Only lines containing "Date" belong in the answer, each copied from the entries below.

▼

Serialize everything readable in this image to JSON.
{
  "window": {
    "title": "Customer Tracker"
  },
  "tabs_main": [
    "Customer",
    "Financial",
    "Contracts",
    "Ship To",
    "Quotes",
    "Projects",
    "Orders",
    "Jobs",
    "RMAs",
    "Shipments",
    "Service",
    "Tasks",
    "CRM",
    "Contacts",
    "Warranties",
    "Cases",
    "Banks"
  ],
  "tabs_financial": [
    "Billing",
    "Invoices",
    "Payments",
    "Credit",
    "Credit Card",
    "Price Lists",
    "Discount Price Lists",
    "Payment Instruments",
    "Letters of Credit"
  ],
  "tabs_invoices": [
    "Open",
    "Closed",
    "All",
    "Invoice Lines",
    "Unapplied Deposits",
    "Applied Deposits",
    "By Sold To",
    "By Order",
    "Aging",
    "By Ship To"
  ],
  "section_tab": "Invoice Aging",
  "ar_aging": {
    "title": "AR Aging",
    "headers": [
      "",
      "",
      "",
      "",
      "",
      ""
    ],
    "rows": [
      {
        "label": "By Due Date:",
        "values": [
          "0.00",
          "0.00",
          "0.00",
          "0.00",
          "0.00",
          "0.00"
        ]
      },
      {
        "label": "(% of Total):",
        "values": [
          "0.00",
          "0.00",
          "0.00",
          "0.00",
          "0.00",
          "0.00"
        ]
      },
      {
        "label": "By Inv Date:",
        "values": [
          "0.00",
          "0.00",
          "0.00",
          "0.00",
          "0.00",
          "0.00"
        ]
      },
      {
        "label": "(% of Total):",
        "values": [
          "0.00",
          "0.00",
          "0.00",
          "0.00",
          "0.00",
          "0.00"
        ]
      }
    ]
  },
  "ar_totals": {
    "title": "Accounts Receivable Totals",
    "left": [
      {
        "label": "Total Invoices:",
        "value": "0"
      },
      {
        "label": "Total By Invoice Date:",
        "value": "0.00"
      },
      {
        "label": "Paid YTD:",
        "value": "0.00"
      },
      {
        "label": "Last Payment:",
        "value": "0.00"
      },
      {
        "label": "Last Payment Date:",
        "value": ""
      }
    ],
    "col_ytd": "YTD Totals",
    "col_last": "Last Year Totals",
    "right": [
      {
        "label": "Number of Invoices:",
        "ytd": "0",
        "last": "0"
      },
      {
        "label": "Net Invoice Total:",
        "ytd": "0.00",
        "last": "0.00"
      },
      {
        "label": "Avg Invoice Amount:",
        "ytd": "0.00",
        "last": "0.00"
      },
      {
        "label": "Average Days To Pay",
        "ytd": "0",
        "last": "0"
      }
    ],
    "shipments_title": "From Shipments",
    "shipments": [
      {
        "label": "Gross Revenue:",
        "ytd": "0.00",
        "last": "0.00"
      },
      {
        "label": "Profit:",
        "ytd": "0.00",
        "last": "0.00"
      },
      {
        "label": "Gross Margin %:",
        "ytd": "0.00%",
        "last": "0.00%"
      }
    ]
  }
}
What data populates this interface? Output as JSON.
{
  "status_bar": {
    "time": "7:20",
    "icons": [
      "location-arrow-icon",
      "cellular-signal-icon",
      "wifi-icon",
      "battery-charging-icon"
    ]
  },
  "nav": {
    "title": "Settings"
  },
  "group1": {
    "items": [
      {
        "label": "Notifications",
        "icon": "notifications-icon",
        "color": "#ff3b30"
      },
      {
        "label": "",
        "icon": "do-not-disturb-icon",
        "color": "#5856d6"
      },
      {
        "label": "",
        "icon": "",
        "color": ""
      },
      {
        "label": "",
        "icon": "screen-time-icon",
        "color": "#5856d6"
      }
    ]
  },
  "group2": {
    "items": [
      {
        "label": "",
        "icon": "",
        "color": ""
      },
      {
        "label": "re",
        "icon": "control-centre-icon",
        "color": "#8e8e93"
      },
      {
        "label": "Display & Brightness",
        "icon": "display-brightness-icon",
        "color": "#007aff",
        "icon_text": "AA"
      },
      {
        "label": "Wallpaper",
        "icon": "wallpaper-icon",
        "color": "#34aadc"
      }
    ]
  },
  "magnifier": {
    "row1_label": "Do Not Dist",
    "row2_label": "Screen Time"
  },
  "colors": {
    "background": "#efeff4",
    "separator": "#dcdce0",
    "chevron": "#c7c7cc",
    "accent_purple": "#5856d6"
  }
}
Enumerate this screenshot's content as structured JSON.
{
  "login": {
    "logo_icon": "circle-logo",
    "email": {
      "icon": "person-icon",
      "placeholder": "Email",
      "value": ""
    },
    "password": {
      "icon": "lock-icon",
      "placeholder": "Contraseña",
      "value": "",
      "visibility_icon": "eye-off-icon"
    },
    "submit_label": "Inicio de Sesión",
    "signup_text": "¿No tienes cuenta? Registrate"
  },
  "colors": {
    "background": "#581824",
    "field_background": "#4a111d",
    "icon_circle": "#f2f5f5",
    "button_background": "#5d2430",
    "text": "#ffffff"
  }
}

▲

◆ RESPONSE AREA:
        "label": "By Due Date:",
        "label": "By Inv Date:",
        "label": "Total By Invoice Date:",
        "label": "Last Payment Date:",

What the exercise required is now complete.